A good example of how not to manage your time is Gary, a recent university graduate. Gary landed a new position with a non-profit organisation. He was told that his normal working hours would be 8 a.m. to 5 p.m. However, Gary was more accustomed to keeping late-night hours.
At his new job, Gary arrived between 9 and 10 a.m. every day, depending on how many cups of coffee he had. If things were slow, he might bail out of the office around 4 p.m. Often when his boss needed to ask for his opinion or help on a project, she could not find Gary, who was on one of his frequent smoking breaks. His erratic work habits became a morale problem for other employees. They felt that if Gary was coming in when he wanted, why couldn’t they' He was repeatedly warned about his lackadaisical attitude about punctuality and time spent in the office until, finally, the boss determined that Gary had better look elsewhere for a job.
Showing ‘face time’
Some organisations like employees to put in “face time”. This means sticking around the office to make yourself visible, even if you have nothing to do.

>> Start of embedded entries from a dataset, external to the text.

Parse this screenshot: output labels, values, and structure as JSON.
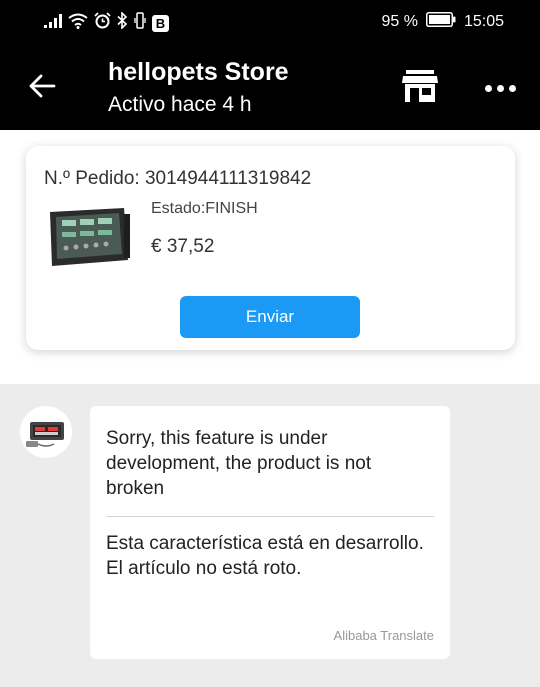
{
  "status_bar": {
    "battery_text": "95 %",
    "time": "15:05",
    "b_badge": "B"
  },
  "header": {
    "store_name": "hellopets Store",
    "store_status": "Activo hace 4 h"
  },
  "order": {
    "number": "N.º Pedido: 3014944111319842",
    "state": "Estado:FINISH",
    "price": "€ 37,52",
    "send_label": "Enviar"
  },
  "message": {
    "original": "Sorry, this feature is under development, the product is not broken",
    "translated": "Esta característica está en desarrollo. El artículo no está roto.",
    "translator": "Alibaba Translate"
  },
  "colors": {
    "send_button": "#1a9af5",
    "header_bg": "#000000",
    "chat_bg": "#ececec"
  }
}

On the other hand, some people wear their hours like a badge of honour, even though their long hours are not necessarily a reflection of hard work.
If you are spending too much time at the office, ask yourself, “Am I really accomplishing something or am I wasting valuable time I could be spending getting things done'”
It’s what you do with your time that counts
Others do not value you as an employee because of how much time you put in. They value the results of your work and the bottom line. While he was in his prime, tennis champion Jimmy Connors was notorious for only practising for an hour-and-a-half at a time. His rivals would spend four to six hours on the practice court. Connors didn’t need to spend four hours on court, because he was focused.
At work, if you dedicate yourself to focusing on the task and don’t allow yourself to get distracted, you’ll find that you can get a lot done in a reasonable amount of time. You know, you’re also paying rent on a place with a kitchen, a bathroom and a bed. You should probably spend some time there, too